● EXERCISE REQUIREMENTS: Each line that has the string "this" must be copied from the records below.

[Items from an interface collection]
· · · · · · ·
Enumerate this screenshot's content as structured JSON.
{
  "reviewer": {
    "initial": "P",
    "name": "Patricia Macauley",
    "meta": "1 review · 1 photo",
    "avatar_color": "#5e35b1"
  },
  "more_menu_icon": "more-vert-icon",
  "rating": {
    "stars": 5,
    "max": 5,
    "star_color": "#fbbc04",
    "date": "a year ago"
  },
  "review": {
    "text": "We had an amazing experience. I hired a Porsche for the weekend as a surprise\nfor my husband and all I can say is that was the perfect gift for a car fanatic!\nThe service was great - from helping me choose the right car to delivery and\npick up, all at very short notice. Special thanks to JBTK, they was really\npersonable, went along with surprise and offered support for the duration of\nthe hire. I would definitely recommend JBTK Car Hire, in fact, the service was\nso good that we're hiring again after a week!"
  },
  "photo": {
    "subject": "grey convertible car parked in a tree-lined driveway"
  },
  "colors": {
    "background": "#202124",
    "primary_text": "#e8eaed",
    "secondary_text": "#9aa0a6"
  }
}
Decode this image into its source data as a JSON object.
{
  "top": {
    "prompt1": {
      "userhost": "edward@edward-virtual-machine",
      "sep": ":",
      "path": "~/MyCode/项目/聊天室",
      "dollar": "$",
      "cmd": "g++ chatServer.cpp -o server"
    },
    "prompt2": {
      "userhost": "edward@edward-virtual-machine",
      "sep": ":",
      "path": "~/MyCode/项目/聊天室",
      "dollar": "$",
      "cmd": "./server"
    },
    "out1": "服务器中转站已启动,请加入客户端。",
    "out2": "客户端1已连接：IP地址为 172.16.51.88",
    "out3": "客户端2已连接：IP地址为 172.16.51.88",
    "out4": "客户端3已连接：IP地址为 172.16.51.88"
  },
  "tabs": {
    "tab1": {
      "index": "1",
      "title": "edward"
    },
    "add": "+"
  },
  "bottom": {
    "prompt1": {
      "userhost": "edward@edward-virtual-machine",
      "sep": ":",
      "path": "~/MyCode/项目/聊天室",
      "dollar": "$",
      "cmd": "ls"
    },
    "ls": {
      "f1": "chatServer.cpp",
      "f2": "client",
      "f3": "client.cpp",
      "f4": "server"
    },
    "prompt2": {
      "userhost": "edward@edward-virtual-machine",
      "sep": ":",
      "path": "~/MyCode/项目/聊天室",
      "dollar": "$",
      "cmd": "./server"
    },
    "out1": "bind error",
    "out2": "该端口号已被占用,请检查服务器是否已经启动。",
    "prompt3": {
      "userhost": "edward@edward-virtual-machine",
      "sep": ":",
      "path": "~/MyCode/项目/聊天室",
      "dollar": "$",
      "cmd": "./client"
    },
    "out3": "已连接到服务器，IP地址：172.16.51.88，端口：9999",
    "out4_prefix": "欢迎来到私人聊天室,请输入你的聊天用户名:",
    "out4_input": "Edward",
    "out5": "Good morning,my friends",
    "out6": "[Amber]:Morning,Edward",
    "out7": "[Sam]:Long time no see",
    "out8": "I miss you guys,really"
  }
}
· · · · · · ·
● SOLUTION TO THE EXERCISE:
Enumerate this screenshot's content as structured JSON.
Decode this image into its source data as a JSON object.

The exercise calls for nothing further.